To contrast what we do, and do not learn in school, I will first give a short description of the Boston Massacre, which, according to one World Book, was not a massacre at all! If you do not already know how many people died in the Massacre, perhaps you might guess using the impression left you from high school and/or paintings you may have seen in a history book. In March of 1770, tension was high between colonists and British soldiers. The “Massacre,” as it was later dubbed by colonial speechmakers (in an effort to rouse colonial mobs), was initially instigated by 50 to 60 colonists attacking a British official. Colonists were angry about taxation, and other Acts like the Quartering Act. A British Captain, Captain Preston, brought men to the assistance of the attacked official. When colonists attacked these additional men, they reacted by firing at the angry mob, killing five and wounding six. My goal is not to belittle human death or justify British presence, but to make a stunning comparison. The following information is taken from the book, “Bury My Heart at Wounded Knee.”
“On the morning of November 29, 1864, 600 Cheyenne and Arapahos camped on a bend of Sand Creek were awakened by the sound of charging hooves. Two thirds of these 600 were women and children as the government granted able bodied men to go east and hunt buffalo to feed their hungry families. Only 35 braves were in the camp. This made the ensuing charge all the more frightening for the women, children, elders, and remaining braves.
So great was the fear of the coming charge that men, women, and children ran from their lodges into the biting cold taking no time to fully dress. The partially dressed Indians began to gather under a huge American flag above Black Kettles lodge (Black Kettle was given the huge American flag and peace medals by Abraham Lincoln and Colonel A. B. Greenwood in Washington only a year earlier and was told that as long as the American flag was above them, no one would be harmed). The braves present surrounded the women and children gathered under the flag. At 8:00 am more than 700 cavalry men under the command of Colonel John M. Chivington and Major Scott J. Anthony, rode in and fired on the huddled Indians from two directions. After the initial charge the US soldiers dismounted and continued the indiscriminate killing of men, women, and children. During the killing unspeakable atrocities and mutilations were committed by the soldiers.

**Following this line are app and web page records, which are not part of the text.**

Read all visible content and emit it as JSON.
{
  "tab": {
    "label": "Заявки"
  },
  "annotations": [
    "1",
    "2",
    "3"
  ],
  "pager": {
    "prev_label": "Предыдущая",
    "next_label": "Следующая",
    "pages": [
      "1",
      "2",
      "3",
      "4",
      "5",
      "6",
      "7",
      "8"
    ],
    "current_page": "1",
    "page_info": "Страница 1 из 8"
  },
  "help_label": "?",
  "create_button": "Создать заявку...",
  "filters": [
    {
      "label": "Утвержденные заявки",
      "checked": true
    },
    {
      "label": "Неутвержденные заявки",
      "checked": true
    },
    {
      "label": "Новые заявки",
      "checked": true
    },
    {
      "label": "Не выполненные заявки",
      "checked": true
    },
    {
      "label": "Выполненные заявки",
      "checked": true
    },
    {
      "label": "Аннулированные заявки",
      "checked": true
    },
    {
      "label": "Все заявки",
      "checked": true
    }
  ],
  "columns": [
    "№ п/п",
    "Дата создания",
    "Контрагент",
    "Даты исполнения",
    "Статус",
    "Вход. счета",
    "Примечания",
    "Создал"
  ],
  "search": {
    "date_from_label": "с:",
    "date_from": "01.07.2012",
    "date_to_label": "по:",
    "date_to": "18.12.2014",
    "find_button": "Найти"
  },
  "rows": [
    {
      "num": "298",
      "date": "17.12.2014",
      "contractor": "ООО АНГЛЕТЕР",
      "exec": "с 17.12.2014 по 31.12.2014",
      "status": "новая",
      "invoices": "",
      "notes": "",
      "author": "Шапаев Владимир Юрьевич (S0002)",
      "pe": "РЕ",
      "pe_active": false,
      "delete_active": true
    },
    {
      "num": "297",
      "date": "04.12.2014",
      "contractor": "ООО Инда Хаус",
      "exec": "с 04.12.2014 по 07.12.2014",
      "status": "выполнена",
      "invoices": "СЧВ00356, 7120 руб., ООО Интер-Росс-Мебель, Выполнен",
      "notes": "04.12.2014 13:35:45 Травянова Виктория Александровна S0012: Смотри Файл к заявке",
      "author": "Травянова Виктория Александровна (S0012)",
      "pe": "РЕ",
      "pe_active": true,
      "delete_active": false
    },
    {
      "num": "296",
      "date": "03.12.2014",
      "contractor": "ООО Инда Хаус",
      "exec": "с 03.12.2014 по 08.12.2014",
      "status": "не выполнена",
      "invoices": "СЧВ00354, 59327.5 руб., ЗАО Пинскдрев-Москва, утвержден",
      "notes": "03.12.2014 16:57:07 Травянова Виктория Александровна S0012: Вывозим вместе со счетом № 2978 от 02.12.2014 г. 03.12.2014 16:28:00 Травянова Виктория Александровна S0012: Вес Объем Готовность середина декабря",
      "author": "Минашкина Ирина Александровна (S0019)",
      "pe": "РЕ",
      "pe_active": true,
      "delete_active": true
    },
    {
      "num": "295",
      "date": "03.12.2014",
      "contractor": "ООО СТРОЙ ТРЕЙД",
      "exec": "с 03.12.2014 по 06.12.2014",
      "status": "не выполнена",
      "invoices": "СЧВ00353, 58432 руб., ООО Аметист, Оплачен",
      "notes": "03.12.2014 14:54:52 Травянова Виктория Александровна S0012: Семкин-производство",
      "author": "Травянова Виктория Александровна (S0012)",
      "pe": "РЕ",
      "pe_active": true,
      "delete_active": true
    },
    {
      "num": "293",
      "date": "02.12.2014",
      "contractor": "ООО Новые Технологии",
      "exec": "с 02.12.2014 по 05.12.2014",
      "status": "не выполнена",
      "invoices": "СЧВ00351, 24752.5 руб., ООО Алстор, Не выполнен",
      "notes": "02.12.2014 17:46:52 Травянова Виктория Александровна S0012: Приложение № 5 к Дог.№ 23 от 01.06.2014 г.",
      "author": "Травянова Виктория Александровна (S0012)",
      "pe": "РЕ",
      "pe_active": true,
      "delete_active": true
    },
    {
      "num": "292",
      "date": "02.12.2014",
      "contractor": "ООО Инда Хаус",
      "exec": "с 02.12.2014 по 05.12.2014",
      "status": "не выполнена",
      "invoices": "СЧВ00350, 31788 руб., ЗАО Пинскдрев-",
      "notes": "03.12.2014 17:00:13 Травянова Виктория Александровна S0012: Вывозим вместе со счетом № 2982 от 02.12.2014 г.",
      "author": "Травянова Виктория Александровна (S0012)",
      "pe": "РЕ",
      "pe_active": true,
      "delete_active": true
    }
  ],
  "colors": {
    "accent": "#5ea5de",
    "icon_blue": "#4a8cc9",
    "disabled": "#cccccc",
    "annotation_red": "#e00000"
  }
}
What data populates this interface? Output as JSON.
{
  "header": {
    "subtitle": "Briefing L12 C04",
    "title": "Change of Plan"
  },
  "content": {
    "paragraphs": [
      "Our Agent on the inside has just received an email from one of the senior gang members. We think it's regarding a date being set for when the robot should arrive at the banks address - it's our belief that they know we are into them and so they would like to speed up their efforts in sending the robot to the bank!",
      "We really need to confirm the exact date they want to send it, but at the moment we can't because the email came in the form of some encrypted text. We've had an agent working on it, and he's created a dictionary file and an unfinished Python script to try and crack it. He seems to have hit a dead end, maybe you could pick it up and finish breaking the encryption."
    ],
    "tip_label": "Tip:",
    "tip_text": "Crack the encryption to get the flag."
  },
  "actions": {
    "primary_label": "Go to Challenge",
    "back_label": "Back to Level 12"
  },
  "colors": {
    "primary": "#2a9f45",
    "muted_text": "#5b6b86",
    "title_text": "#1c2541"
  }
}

Accounts from two white men, John S. Smith and Lieutenant James Connor, described the acts of dehumanization.”
According to John S. Smith, Colonel Chivington knew these Indians to be peaceful before the massacre.